Question: I recently returned from a trip abroad and wanted to say HaGomel. When I mentioned this to the officers of my synagogue, however, they told me – as per the instructions of the synagogue’s rabbi – that I would have to wait until Shabbos to do so. I was not given any reason for this and did not wish to display my ignorance, so I quietly acquiesced. Can you please explain why I had to wait?

Name Withheld
(Via E-Mail)

We may not recognize the adverse affect of eating forbidden foods, but they leave an indelible imprint.

There are several rules that one must adhere to when making a neder.

Important message for Jews in the Diaspora: In times of need run to Israel rather than from Israel.

The negotiation between Moses and the tribes of Reuven and Gad is a model of conflict resolution.

Once again we find ourselves alone – a little lamb among wolves.

When we return to our routines, things don’t have to go back to exactly the way they were.

The Three Weeks determines the “who we are and how we live” as Jews.

More Articles from Rabbi Yaakov Klass and Rabbi Gershon Tannenbaum
Daf-Yomi-logo

Ancient Cities, Ancient Walls
(Megillah 3b-4a)

Birchas Kohanim On A Fast Day
‘Because of Intoxication…’
(Taanis 26b)

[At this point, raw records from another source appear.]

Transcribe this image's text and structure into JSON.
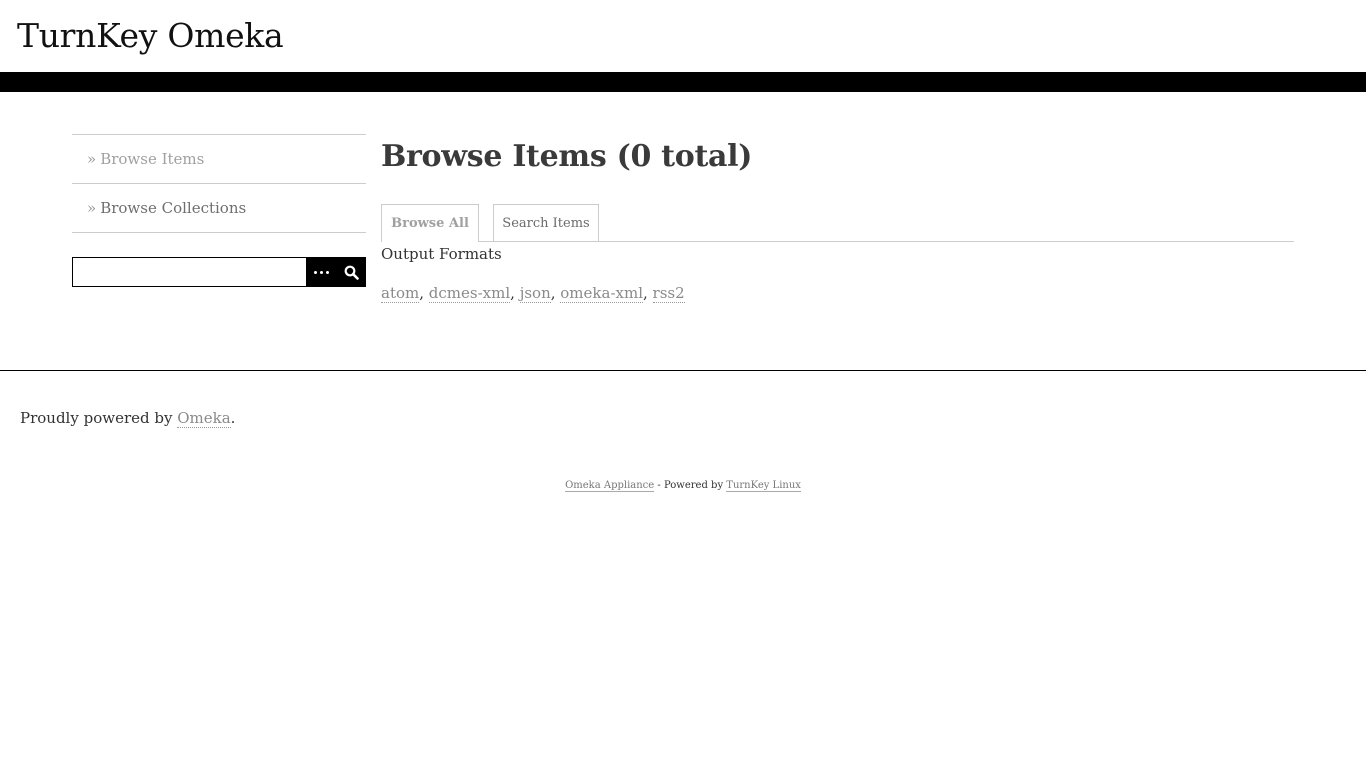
{
  "site": {
    "title": "TurnKey Omeka"
  },
  "sidebar": {
    "nav": [
      {
        "arrow": "»",
        "label": "Browse Items"
      },
      {
        "arrow": "»",
        "label": "Browse Collections"
      }
    ],
    "search": {
      "value": "",
      "advanced_icon": "ellipsis-icon",
      "submit_icon": "search-icon"
    }
  },
  "main": {
    "title": "Browse Items (0 total)",
    "tabs": [
      {
        "label": "Browse All"
      },
      {
        "label": "Search Items"
      }
    ],
    "output_formats": {
      "heading": "Output Formats",
      "links": [
        "atom",
        "dcmes-xml",
        "json",
        "omeka-xml",
        "rss2"
      ],
      "separator": ", "
    }
  },
  "footer": {
    "powered_prefix": "Proudly powered by ",
    "powered_link": "Omeka",
    "powered_suffix": ".",
    "credits_link1": "Omeka Appliance",
    "credits_middle": " - Powered by ",
    "credits_link2": "TurnKey Linux"
  },
  "colors": {
    "header_bar": "#000000",
    "link": "#8a8a8a",
    "active_nav": "#a0a0a0",
    "text": "#333333"
  }
}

A Siyum Validates It
‘Thereupon The Decrees Were Annulled’
(Ta’anis 18a)

A Unique Challenge
‘Tithe, You Shall Tithe…’
(Ta’anis 9a)

Pidyon Haben In The Afternoon?
‘…The First Reads Hallel Out Loud’
(Rosh Hashanah 32b)

The Shofar On Shabbos
‘Rosh Hashanah That Fell on Shabbos’
(Rosh Hashanah 29b)

Sanctified For Now And Thereafter
‘In Front of the Sun or Behind It?’
(Rosh Hashana 23b)

    Latest Poll

    Israel's Iron Dome Anti-Missile System:





    View Results

    Loading ... Loading ...

Printed from: http://www.jewishpress.com/judaism/halacha-hashkafa/daf-yomi-57/2012/12/27/

Scan this QR code to visit this page online: